WHAT THIS TASK INVOLVES: Could you filter the records below down to the lines that include the word "digitalWrite"?

DATA FOR THIS EXERCISE:
___

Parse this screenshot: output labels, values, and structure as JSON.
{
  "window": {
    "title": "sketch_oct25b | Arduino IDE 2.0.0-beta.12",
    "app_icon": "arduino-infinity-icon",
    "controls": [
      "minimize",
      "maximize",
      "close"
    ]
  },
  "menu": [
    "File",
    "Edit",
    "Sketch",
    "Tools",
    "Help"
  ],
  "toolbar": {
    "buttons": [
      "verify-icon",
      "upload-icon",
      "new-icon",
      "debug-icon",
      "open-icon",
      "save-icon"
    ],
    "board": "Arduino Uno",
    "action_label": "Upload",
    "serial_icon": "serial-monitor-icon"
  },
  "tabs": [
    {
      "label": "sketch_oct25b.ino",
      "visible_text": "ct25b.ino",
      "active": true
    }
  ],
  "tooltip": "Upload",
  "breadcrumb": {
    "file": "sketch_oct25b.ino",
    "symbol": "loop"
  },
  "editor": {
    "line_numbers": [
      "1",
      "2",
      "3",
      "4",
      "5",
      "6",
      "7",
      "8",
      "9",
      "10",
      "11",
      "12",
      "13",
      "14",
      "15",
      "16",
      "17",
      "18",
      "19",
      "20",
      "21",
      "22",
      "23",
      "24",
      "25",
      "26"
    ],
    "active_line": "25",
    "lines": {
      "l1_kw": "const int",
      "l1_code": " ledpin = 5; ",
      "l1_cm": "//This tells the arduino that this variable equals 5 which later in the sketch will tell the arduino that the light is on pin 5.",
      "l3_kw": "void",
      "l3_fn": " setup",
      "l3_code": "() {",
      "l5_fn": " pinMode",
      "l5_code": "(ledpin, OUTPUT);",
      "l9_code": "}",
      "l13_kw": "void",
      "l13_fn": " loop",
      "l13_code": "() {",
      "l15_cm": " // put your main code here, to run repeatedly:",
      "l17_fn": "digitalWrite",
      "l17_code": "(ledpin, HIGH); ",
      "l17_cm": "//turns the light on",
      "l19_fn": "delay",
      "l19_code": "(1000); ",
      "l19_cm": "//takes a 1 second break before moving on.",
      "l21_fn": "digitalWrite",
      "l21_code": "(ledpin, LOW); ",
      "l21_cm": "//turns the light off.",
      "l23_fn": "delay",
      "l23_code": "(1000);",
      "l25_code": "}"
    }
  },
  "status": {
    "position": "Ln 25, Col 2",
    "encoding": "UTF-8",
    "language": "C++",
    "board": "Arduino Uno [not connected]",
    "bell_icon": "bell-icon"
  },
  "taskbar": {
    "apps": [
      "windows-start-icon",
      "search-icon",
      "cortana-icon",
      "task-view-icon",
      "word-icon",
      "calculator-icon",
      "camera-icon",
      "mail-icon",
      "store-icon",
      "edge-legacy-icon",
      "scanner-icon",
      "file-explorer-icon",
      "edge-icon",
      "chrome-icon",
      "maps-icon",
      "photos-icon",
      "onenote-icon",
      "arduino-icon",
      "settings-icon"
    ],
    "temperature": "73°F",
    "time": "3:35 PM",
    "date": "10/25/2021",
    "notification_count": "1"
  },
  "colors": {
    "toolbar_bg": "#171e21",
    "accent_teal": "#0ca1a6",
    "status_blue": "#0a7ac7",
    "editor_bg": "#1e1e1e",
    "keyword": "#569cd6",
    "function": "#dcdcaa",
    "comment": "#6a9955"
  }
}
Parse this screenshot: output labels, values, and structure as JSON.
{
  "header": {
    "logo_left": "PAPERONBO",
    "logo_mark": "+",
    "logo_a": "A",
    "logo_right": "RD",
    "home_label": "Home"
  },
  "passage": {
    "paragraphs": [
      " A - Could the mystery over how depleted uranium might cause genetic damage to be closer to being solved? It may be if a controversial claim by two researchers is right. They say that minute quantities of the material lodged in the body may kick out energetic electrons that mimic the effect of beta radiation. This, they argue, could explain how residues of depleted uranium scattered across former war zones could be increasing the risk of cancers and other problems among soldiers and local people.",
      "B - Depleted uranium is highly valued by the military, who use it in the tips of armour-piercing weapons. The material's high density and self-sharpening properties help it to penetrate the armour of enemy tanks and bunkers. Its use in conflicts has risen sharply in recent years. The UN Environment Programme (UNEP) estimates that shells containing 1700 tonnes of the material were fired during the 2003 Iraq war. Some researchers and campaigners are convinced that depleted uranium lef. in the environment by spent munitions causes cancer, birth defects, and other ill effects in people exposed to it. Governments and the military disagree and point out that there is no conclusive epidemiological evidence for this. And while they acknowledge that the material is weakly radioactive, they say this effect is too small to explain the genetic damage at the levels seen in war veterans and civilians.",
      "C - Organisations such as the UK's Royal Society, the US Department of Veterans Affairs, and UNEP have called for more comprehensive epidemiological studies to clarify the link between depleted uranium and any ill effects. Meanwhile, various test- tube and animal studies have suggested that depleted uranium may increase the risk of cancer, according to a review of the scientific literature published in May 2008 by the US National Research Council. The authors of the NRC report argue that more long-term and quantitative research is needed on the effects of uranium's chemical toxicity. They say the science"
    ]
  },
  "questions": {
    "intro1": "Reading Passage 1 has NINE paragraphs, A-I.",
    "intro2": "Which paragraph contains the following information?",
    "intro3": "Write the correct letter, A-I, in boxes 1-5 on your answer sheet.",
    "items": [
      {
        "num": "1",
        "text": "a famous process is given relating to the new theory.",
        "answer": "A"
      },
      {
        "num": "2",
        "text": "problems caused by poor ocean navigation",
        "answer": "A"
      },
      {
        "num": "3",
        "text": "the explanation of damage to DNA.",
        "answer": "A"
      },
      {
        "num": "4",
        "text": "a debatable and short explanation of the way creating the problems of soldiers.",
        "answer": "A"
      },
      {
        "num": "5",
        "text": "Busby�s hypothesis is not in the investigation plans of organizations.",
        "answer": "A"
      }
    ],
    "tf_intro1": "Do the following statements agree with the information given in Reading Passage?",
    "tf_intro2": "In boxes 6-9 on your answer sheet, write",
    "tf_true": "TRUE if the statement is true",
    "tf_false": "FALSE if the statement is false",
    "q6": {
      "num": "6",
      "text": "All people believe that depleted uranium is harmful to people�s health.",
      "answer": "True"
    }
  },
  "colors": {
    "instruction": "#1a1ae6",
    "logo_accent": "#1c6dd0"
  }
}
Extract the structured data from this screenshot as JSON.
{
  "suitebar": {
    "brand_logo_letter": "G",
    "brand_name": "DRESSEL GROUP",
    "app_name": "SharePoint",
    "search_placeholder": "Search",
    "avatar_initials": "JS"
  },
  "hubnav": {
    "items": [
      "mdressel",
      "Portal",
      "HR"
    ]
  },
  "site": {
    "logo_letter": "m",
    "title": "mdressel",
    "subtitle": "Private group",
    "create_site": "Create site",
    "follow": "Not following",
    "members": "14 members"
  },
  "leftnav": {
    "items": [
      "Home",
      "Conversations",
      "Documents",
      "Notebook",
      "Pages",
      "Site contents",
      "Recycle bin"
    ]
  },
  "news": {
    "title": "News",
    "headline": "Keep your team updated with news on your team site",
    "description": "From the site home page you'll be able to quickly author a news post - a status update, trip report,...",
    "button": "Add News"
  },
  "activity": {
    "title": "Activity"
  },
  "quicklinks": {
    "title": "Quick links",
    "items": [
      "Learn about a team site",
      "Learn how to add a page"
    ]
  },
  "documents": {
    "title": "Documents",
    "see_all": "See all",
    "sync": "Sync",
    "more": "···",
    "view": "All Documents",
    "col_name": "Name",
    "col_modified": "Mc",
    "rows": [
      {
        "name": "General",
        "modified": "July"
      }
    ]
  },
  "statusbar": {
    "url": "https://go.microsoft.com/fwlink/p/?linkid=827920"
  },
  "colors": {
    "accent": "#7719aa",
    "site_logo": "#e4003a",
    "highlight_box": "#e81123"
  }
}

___

FINISHED EXERCISE:
      "l17_fn": "digitalWrite",
      "l21_fn": "digitalWrite",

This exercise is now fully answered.